Francesca posits that the best way to convince Old Navy to bring their plus-size clothes back into the physical stores is for us to buy more of their clothes, not less. You know that famous obesity epidemic? As more women need plus-size fashion, the way we can get retailers to cater to our needs is to show how much purchasing power we have.
Look, Francesca understands that some people do not wish to do business with stores whose main concern is so blatantly the bottom line. Old Navy made a financial decision that screwed us over, and people are pissed.
But frankly, all stores are looking only at the bottom line. Even when they are offering great service and great products and great perks and are really nice, the primary reason for all that, ultimately, is that they want you to keep spending your money on their products.
If the Talbot’s Woman departments in physical stores are not bringing in enough profit to make their existence worthwhile, Talbots will do the same thing as Old Navy. They do not sell plus-size clothes to help us. They are doing it for the money. Francesca knows that and still loves them because the clothes are fantastic and because they are investing in the Woman Petite niche market.
Think of all the online-only sites where you shop for plus-size clothing. How many of them will never turn enough profit to warrant opening a physical store? There are reasons that Sydney’s Closet is an online closet, not a physical storefront with racks and racks of items you can feel and touch before you buy, and full-time salespeople helping you out. Silhouettes, Igigi (clothes in stores, but not their own stores), Kiyonna (in stores, but not their own stores), Woman Within . . . how many of our readers have said “until I discovered online shopping, I never knew there were so many choices for big women”? It is because outside the internet, there aren’t so many choices, not compared to the choices of those who wear sizes 0-14. A chain or two, a few plus-size departments here and there within general-audience retailers, the occasional boutique which caters to plus-size women.

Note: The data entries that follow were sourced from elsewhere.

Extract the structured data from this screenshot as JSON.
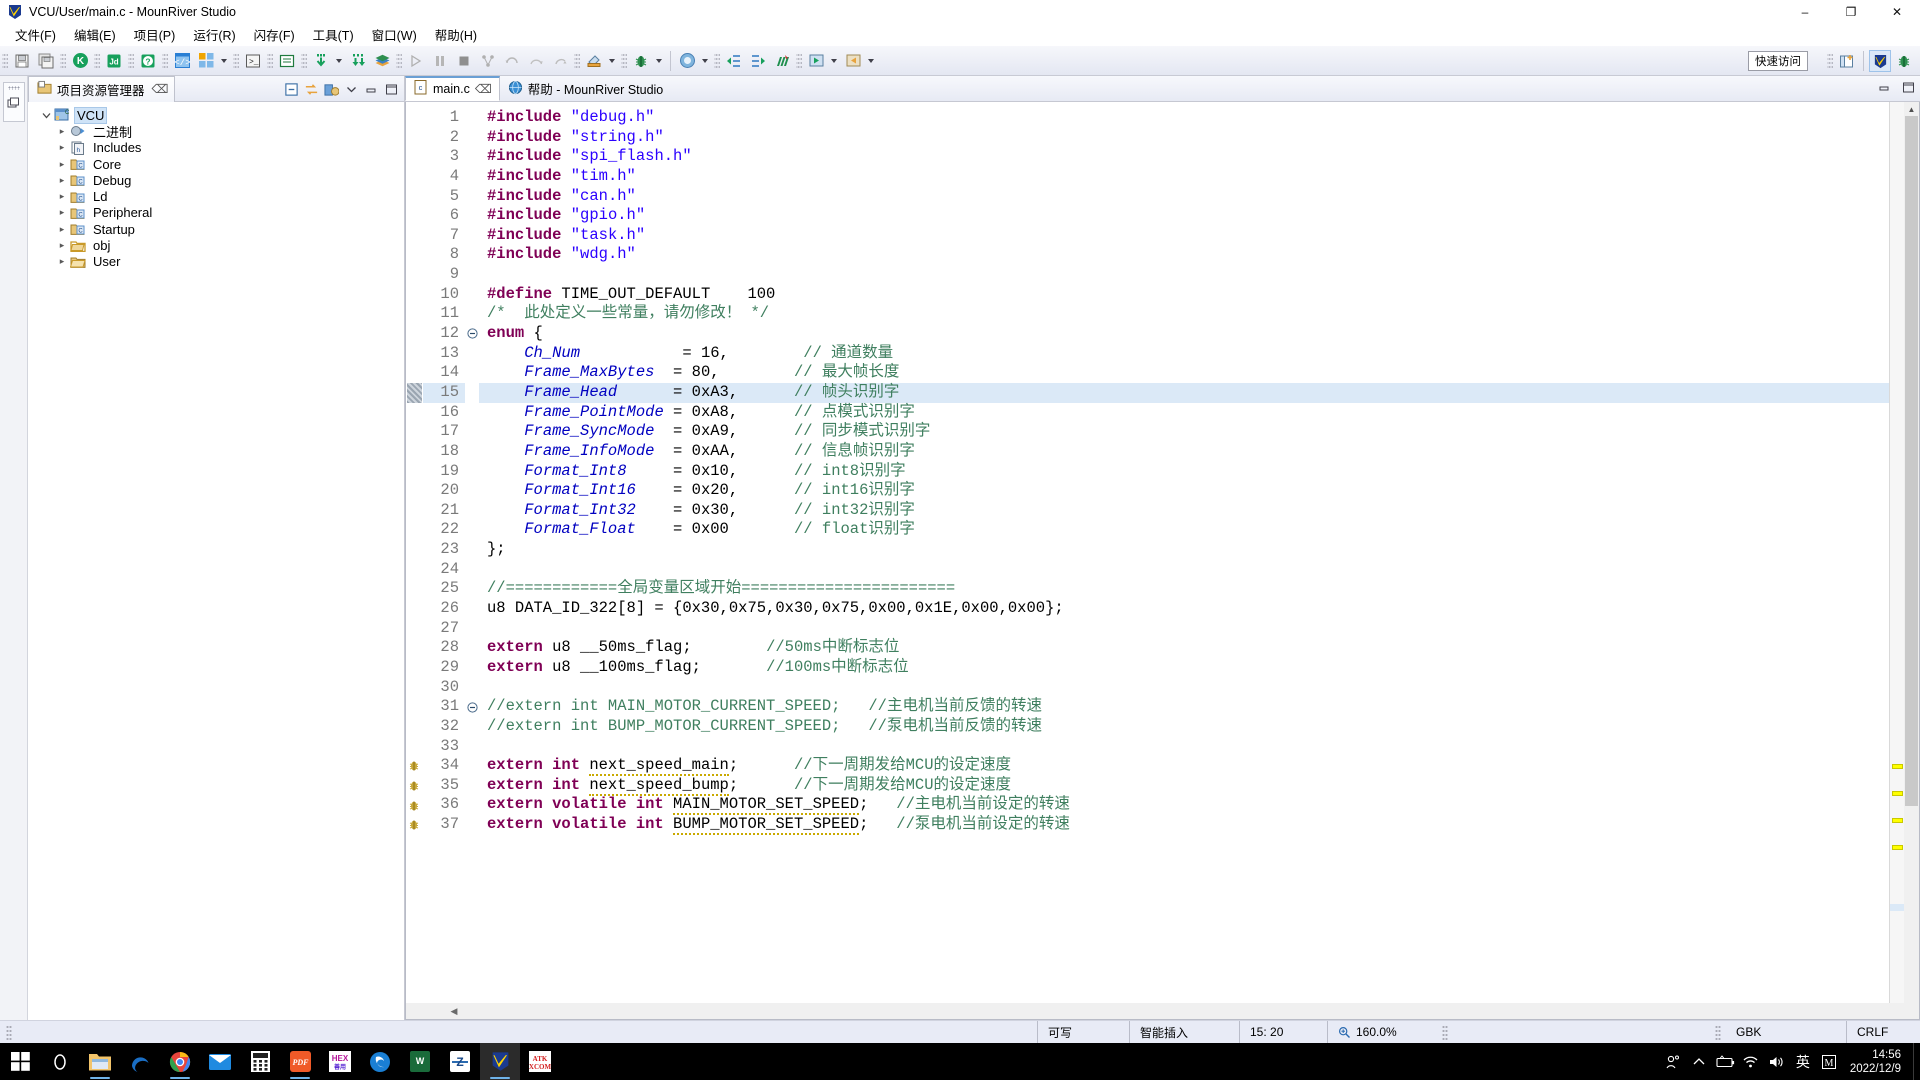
{
  "window": {
    "title": "VCU/User/main.c - MounRiver Studio",
    "app_icon": "mounriver-logo-icon",
    "minimize": "–",
    "maximize": "❐",
    "close": "✕"
  },
  "menubar": {
    "items": [
      {
        "label": "文件(F)",
        "name": "menu-file"
      },
      {
        "label": "编辑(E)",
        "name": "menu-edit"
      },
      {
        "label": "项目(P)",
        "name": "menu-project"
      },
      {
        "label": "运行(R)",
        "name": "menu-run"
      },
      {
        "label": "闪存(F)",
        "name": "menu-flash"
      },
      {
        "label": "工具(T)",
        "name": "menu-tools"
      },
      {
        "label": "窗口(W)",
        "name": "menu-window"
      },
      {
        "label": "帮助(H)",
        "name": "menu-help"
      }
    ]
  },
  "toolbar": {
    "quick_access": "快速访问",
    "buttons": [
      {
        "name": "save-button",
        "glyph": "save-icon"
      },
      {
        "name": "save-all-button",
        "glyph": "save-all-icon"
      },
      {
        "name": "build-k-button",
        "glyph": "build-k-icon"
      },
      {
        "name": "download-jd-button",
        "glyph": "download-jd-icon"
      },
      {
        "name": "help-question-button",
        "glyph": "question-icon"
      },
      {
        "name": "new-file-button",
        "glyph": "new-file-icon"
      },
      {
        "name": "new-project-button",
        "glyph": "new-project-icon"
      },
      {
        "name": "terminal-button",
        "glyph": "terminal-icon"
      },
      {
        "name": "console-button",
        "glyph": "console-icon"
      },
      {
        "name": "download-button",
        "glyph": "download-icon"
      },
      {
        "name": "download-all-button",
        "glyph": "download-all-icon"
      },
      {
        "name": "library-button",
        "glyph": "books-icon"
      },
      {
        "name": "resume-button",
        "glyph": "resume-icon"
      },
      {
        "name": "suspend-button",
        "glyph": "suspend-icon"
      },
      {
        "name": "terminate-button",
        "glyph": "stop-icon"
      },
      {
        "name": "disconnect-button",
        "glyph": "disconnect-icon"
      },
      {
        "name": "step-into-button",
        "glyph": "step-into-icon"
      },
      {
        "name": "step-over-button",
        "glyph": "step-over-icon"
      },
      {
        "name": "step-return-button",
        "glyph": "step-return-icon"
      },
      {
        "name": "build-button",
        "glyph": "hammer-icon"
      },
      {
        "name": "debug-button",
        "glyph": "bug-icon"
      },
      {
        "name": "run-button",
        "glyph": "run-icon"
      },
      {
        "name": "next-annotation-button",
        "glyph": "next-annotation-icon"
      },
      {
        "name": "previous-annotation-button",
        "glyph": "previous-annotation-icon"
      },
      {
        "name": "last-edit-button",
        "glyph": "last-edit-icon"
      },
      {
        "name": "back-button",
        "glyph": "back-icon"
      },
      {
        "name": "forward-button",
        "glyph": "forward-icon"
      }
    ],
    "right_buttons": [
      {
        "name": "new-perspective-button",
        "glyph": "perspective-icon"
      },
      {
        "name": "perspective-mounriver-button",
        "glyph": "mounriver-perspective-icon"
      },
      {
        "name": "perspective-debug-button",
        "glyph": "debug-perspective-icon"
      }
    ]
  },
  "explorer": {
    "tab_label": "项目资源管理器",
    "tab_icon": "project-explorer-icon",
    "close_icon": "close-icon",
    "tools": [
      {
        "name": "collapse-all-button",
        "glyph": "collapse-all-icon"
      },
      {
        "name": "link-with-editor-button",
        "glyph": "link-editor-icon"
      },
      {
        "name": "view-menu-build-button",
        "glyph": "build-config-icon"
      },
      {
        "name": "view-menu-button",
        "glyph": "chevron-down-icon"
      },
      {
        "name": "minimize-view-button",
        "glyph": "minimize-icon"
      },
      {
        "name": "maximize-view-button",
        "glyph": "maximize-icon"
      }
    ],
    "tree": [
      {
        "label": "VCU",
        "depth": 0,
        "expanded": true,
        "selected": true,
        "icon": "c-project-icon"
      },
      {
        "label": "二进制",
        "depth": 1,
        "expanded": false,
        "selected": false,
        "icon": "binaries-icon"
      },
      {
        "label": "Includes",
        "depth": 1,
        "expanded": false,
        "selected": false,
        "icon": "includes-icon"
      },
      {
        "label": "Core",
        "depth": 1,
        "expanded": false,
        "selected": false,
        "icon": "source-folder-icon"
      },
      {
        "label": "Debug",
        "depth": 1,
        "expanded": false,
        "selected": false,
        "icon": "source-folder-icon"
      },
      {
        "label": "Ld",
        "depth": 1,
        "expanded": false,
        "selected": false,
        "icon": "source-folder-icon"
      },
      {
        "label": "Peripheral",
        "depth": 1,
        "expanded": false,
        "selected": false,
        "icon": "source-folder-icon"
      },
      {
        "label": "Startup",
        "depth": 1,
        "expanded": false,
        "selected": false,
        "icon": "source-folder-icon"
      },
      {
        "label": "obj",
        "depth": 1,
        "expanded": false,
        "selected": false,
        "icon": "folder-icon"
      },
      {
        "label": "User",
        "depth": 1,
        "expanded": false,
        "selected": false,
        "icon": "folder-open-icon"
      }
    ]
  },
  "editor": {
    "tabs": [
      {
        "label": "main.c",
        "icon": "c-file-icon",
        "active": true,
        "closable": true
      },
      {
        "label": "帮助  -  MounRiver Studio",
        "icon": "help-globe-icon",
        "active": false,
        "closable": false
      }
    ],
    "view_tools": [
      {
        "name": "minimize-editor-button",
        "glyph": "minimize-icon"
      },
      {
        "name": "maximize-editor-button",
        "glyph": "maximize-icon"
      }
    ],
    "first_line": 1,
    "lines": [
      {
        "n": 1,
        "tokens": [
          {
            "t": "#include",
            "c": "pre"
          },
          {
            "t": " ",
            "c": "plain"
          },
          {
            "t": "\"debug.h\"",
            "c": "str"
          }
        ]
      },
      {
        "n": 2,
        "tokens": [
          {
            "t": "#include",
            "c": "pre"
          },
          {
            "t": " ",
            "c": "plain"
          },
          {
            "t": "\"string.h\"",
            "c": "str"
          }
        ]
      },
      {
        "n": 3,
        "tokens": [
          {
            "t": "#include",
            "c": "pre"
          },
          {
            "t": " ",
            "c": "plain"
          },
          {
            "t": "\"spi_flash.h\"",
            "c": "str"
          }
        ]
      },
      {
        "n": 4,
        "tokens": [
          {
            "t": "#include",
            "c": "pre"
          },
          {
            "t": " ",
            "c": "plain"
          },
          {
            "t": "\"tim.h\"",
            "c": "str"
          }
        ]
      },
      {
        "n": 5,
        "tokens": [
          {
            "t": "#include",
            "c": "pre"
          },
          {
            "t": " ",
            "c": "plain"
          },
          {
            "t": "\"can.h\"",
            "c": "str"
          }
        ]
      },
      {
        "n": 6,
        "tokens": [
          {
            "t": "#include",
            "c": "pre"
          },
          {
            "t": " ",
            "c": "plain"
          },
          {
            "t": "\"gpio.h\"",
            "c": "str"
          }
        ]
      },
      {
        "n": 7,
        "tokens": [
          {
            "t": "#include",
            "c": "pre"
          },
          {
            "t": " ",
            "c": "plain"
          },
          {
            "t": "\"task.h\"",
            "c": "str"
          }
        ]
      },
      {
        "n": 8,
        "tokens": [
          {
            "t": "#include",
            "c": "pre"
          },
          {
            "t": " ",
            "c": "plain"
          },
          {
            "t": "\"wdg.h\"",
            "c": "str"
          }
        ]
      },
      {
        "n": 9,
        "tokens": []
      },
      {
        "n": 10,
        "tokens": [
          {
            "t": "#define",
            "c": "pre"
          },
          {
            "t": " TIME_OUT_DEFAULT    100",
            "c": "plain"
          }
        ]
      },
      {
        "n": 11,
        "tokens": [
          {
            "t": "/*  此处定义一些常量，请勿修改！ */",
            "c": "cmt"
          }
        ]
      },
      {
        "n": 12,
        "fold": "collapse",
        "tokens": [
          {
            "t": "enum",
            "c": "pre"
          },
          {
            "t": " {",
            "c": "plain"
          }
        ]
      },
      {
        "n": 13,
        "tokens": [
          {
            "t": "    ",
            "c": "plain"
          },
          {
            "t": "Ch_Num",
            "c": "enum"
          },
          {
            "t": "           = 16,        ",
            "c": "plain"
          },
          {
            "t": "// 通道数量",
            "c": "cmt"
          }
        ]
      },
      {
        "n": 14,
        "tokens": [
          {
            "t": "    ",
            "c": "plain"
          },
          {
            "t": "Frame_MaxBytes",
            "c": "enum"
          },
          {
            "t": "  = 80,        ",
            "c": "plain"
          },
          {
            "t": "// 最大帧长度",
            "c": "cmt"
          }
        ]
      },
      {
        "n": 15,
        "hl": true,
        "tokens": [
          {
            "t": "    ",
            "c": "plain"
          },
          {
            "t": "Frame_Head",
            "c": "enum"
          },
          {
            "t": "      = 0xA3,      ",
            "c": "plain"
          },
          {
            "t": "// 帧头识别字",
            "c": "cmt"
          }
        ]
      },
      {
        "n": 16,
        "tokens": [
          {
            "t": "    ",
            "c": "plain"
          },
          {
            "t": "Frame_PointMode",
            "c": "enum"
          },
          {
            "t": " = 0xA8,      ",
            "c": "plain"
          },
          {
            "t": "// 点模式识别字",
            "c": "cmt"
          }
        ]
      },
      {
        "n": 17,
        "tokens": [
          {
            "t": "    ",
            "c": "plain"
          },
          {
            "t": "Frame_SyncMode",
            "c": "enum"
          },
          {
            "t": "  = 0xA9,      ",
            "c": "plain"
          },
          {
            "t": "// 同步模式识别字",
            "c": "cmt"
          }
        ]
      },
      {
        "n": 18,
        "tokens": [
          {
            "t": "    ",
            "c": "plain"
          },
          {
            "t": "Frame_InfoMode",
            "c": "enum"
          },
          {
            "t": "  = 0xAA,      ",
            "c": "plain"
          },
          {
            "t": "// 信息帧识别字",
            "c": "cmt"
          }
        ]
      },
      {
        "n": 19,
        "tokens": [
          {
            "t": "    ",
            "c": "plain"
          },
          {
            "t": "Format_Int8",
            "c": "enum"
          },
          {
            "t": "     = 0x10,      ",
            "c": "plain"
          },
          {
            "t": "// int8识别字",
            "c": "cmt"
          }
        ]
      },
      {
        "n": 20,
        "tokens": [
          {
            "t": "    ",
            "c": "plain"
          },
          {
            "t": "Format_Int16",
            "c": "enum"
          },
          {
            "t": "    = 0x20,      ",
            "c": "plain"
          },
          {
            "t": "// int16识别字",
            "c": "cmt"
          }
        ]
      },
      {
        "n": 21,
        "tokens": [
          {
            "t": "    ",
            "c": "plain"
          },
          {
            "t": "Format_Int32",
            "c": "enum"
          },
          {
            "t": "    = 0x30,      ",
            "c": "plain"
          },
          {
            "t": "// int32识别字",
            "c": "cmt"
          }
        ]
      },
      {
        "n": 22,
        "tokens": [
          {
            "t": "    ",
            "c": "plain"
          },
          {
            "t": "Format_Float",
            "c": "enum"
          },
          {
            "t": "    = 0x00       ",
            "c": "plain"
          },
          {
            "t": "// float识别字",
            "c": "cmt"
          }
        ]
      },
      {
        "n": 23,
        "tokens": [
          {
            "t": "};",
            "c": "plain"
          }
        ]
      },
      {
        "n": 24,
        "tokens": []
      },
      {
        "n": 25,
        "tokens": [
          {
            "t": "//============全局变量区域开始=======================",
            "c": "cmt"
          }
        ]
      },
      {
        "n": 26,
        "tokens": [
          {
            "t": "u8 DATA_ID_322[8] = {0x30,0x75,0x30,0x75,0x00,0x1E,0x00,0x00};",
            "c": "plain"
          }
        ]
      },
      {
        "n": 27,
        "tokens": []
      },
      {
        "n": 28,
        "tokens": [
          {
            "t": "extern",
            "c": "pre"
          },
          {
            "t": " u8 __50ms_flag;        ",
            "c": "plain"
          },
          {
            "t": "//50ms中断标志位",
            "c": "cmt"
          }
        ]
      },
      {
        "n": 29,
        "tokens": [
          {
            "t": "extern",
            "c": "pre"
          },
          {
            "t": " u8 __100ms_flag;       ",
            "c": "plain"
          },
          {
            "t": "//100ms中断标志位",
            "c": "cmt"
          }
        ]
      },
      {
        "n": 30,
        "tokens": []
      },
      {
        "n": 31,
        "fold": "collapse",
        "tokens": [
          {
            "t": "//extern int MAIN_MOTOR_CURRENT_SPEED;   //主电机当前反馈的转速",
            "c": "cmt"
          }
        ]
      },
      {
        "n": 32,
        "tokens": [
          {
            "t": "//extern int BUMP_MOTOR_CURRENT_SPEED;   //泵电机当前反馈的转速",
            "c": "cmt"
          }
        ]
      },
      {
        "n": 33,
        "tokens": []
      },
      {
        "n": 34,
        "warn": true,
        "tokens": [
          {
            "t": "extern int",
            "c": "pre"
          },
          {
            "t": " ",
            "c": "plain"
          },
          {
            "t": "next_speed_main",
            "c": "sq"
          },
          {
            "t": ";      ",
            "c": "plain"
          },
          {
            "t": "//下一周期发给MCU的设定速度",
            "c": "cmt"
          }
        ]
      },
      {
        "n": 35,
        "warn": true,
        "tokens": [
          {
            "t": "extern int",
            "c": "pre"
          },
          {
            "t": " ",
            "c": "plain"
          },
          {
            "t": "next_speed_bump",
            "c": "sq"
          },
          {
            "t": ";      ",
            "c": "plain"
          },
          {
            "t": "//下一周期发给MCU的设定速度",
            "c": "cmt"
          }
        ]
      },
      {
        "n": 36,
        "warn": true,
        "tokens": [
          {
            "t": "extern volatile int",
            "c": "pre"
          },
          {
            "t": " ",
            "c": "plain"
          },
          {
            "t": "MAIN_MOTOR_SET_SPEED",
            "c": "sq"
          },
          {
            "t": ";   ",
            "c": "plain"
          },
          {
            "t": "//主电机当前设定的转速",
            "c": "cmt"
          }
        ]
      },
      {
        "n": 37,
        "warn": true,
        "tokens": [
          {
            "t": "extern volatile int",
            "c": "pre"
          },
          {
            "t": " ",
            "c": "plain"
          },
          {
            "t": "BUMP_MOTOR_SET_SPEED",
            "c": "sq"
          },
          {
            "t": ";   ",
            "c": "plain"
          },
          {
            "t": "//泵电机当前设定的转速",
            "c": "cmt"
          }
        ]
      }
    ],
    "overview_markers": [
      {
        "top_pct": 73.5
      },
      {
        "top_pct": 76.5
      },
      {
        "top_pct": 79.5
      },
      {
        "top_pct": 82.5
      }
    ]
  },
  "statusbar": {
    "writable": "可写",
    "insert_mode": "智能插入",
    "cursor_position": "15: 20",
    "zoom": "160.0%",
    "zoom_icon": "zoom-icon",
    "encoding": "GBK",
    "line_delimiter": "CRLF"
  },
  "taskbar": {
    "items": [
      {
        "name": "start-button",
        "glyph": "windows-icon",
        "running": false,
        "active": false
      },
      {
        "name": "search-button",
        "glyph": "search-circle-icon",
        "running": false,
        "active": false
      },
      {
        "name": "file-explorer-button",
        "glyph": "folder-icon",
        "running": true,
        "active": false
      },
      {
        "name": "edge-button",
        "glyph": "edge-icon",
        "running": false,
        "active": false
      },
      {
        "name": "chrome-button",
        "glyph": "chrome-icon",
        "running": true,
        "active": false
      },
      {
        "name": "mail-button",
        "glyph": "mail-icon",
        "running": false,
        "active": false
      },
      {
        "name": "calculator-button",
        "glyph": "calculator-icon",
        "running": false,
        "active": false
      },
      {
        "name": "pdf-reader-button",
        "glyph": "pdf-icon",
        "running": true,
        "active": false
      },
      {
        "name": "hex-editor-button",
        "glyph": "hex-icon",
        "running": false,
        "active": false
      },
      {
        "name": "browser-button",
        "glyph": "blue-swirl-icon",
        "running": false,
        "active": false
      },
      {
        "name": "wps-button",
        "glyph": "wps-icon",
        "running": false,
        "active": false
      },
      {
        "name": "zotero-button",
        "glyph": "z-app-icon",
        "running": false,
        "active": false
      },
      {
        "name": "mounriver-button",
        "glyph": "mounriver-icon",
        "running": true,
        "active": true
      },
      {
        "name": "atk-xcom-button",
        "glyph": "atk-xcom-icon",
        "running": false,
        "active": false
      }
    ],
    "tray": [
      {
        "name": "people-icon",
        "glyph": "⛿"
      },
      {
        "name": "show-hidden-icons-icon",
        "glyph": "∧"
      },
      {
        "name": "battery-icon",
        "glyph": "▭"
      },
      {
        "name": "wifi-icon",
        "glyph": "◠"
      },
      {
        "name": "volume-icon",
        "glyph": "◁"
      },
      {
        "name": "ime-language-icon",
        "glyph": "英"
      },
      {
        "name": "ime-mode-icon",
        "glyph": "M"
      }
    ],
    "clock_time": "14:56",
    "clock_date": "2022/12/9"
  }
}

We are a niche market and have the same volume of options as any other niche market such as tall women, short women, goth women, Sunday church women, “funky” Orthodox Jews, little people, whatever.
At the moment, catering to us in physical stores is simply not as profitable as catering to our skinny sisters, and that will not change unless many more poeple start wearing size 16 and up, or we Big Girls start waaaaay out-shopping our size 10 friends. Even online, we have fewer choices. So if Old Navy is still making the clothes, and they are available to us, why not take advantage?
Francesca is not saying that one should shop at any store where employees are rude, or whose company culture is unethical. Certainly if you are so upset that Old Navy pulled their plus-sizes from the stores that you never want to look at their stuff again, Francesca understands. There is no law which says you must remain loyal to them.
But Francesca believes that, barring unethical or outright rude behavior, the most important factor in deciding where to shop is your taste in clothing. If you love Old Navy clothes, then get them however and wherever you can. If you don’t love them, the physical stores wouldn’t help you anyway.
Remember: Dressing well is the best revenge.
UPDATE: Hello hello to the first several commenters! Francesca is not ashamed to admit she did not know of Old Navy’s plus-size line! It is not an indication of her expertise. In fact, the very fact that even Francesca never knew of Old Navy’s plus-size line says little about Francesca and very very much indeed about Old Navy’s poor marketing of that line. She never knew any Big Girl who shopped there, which is, Francesca thinks, a possible indication of why they had to move it online. Of course, perhaps this is a regional thing. Francesca surmises that perhaps word-of-mouth reached critical tipping points in some places more than others. It is a mystery!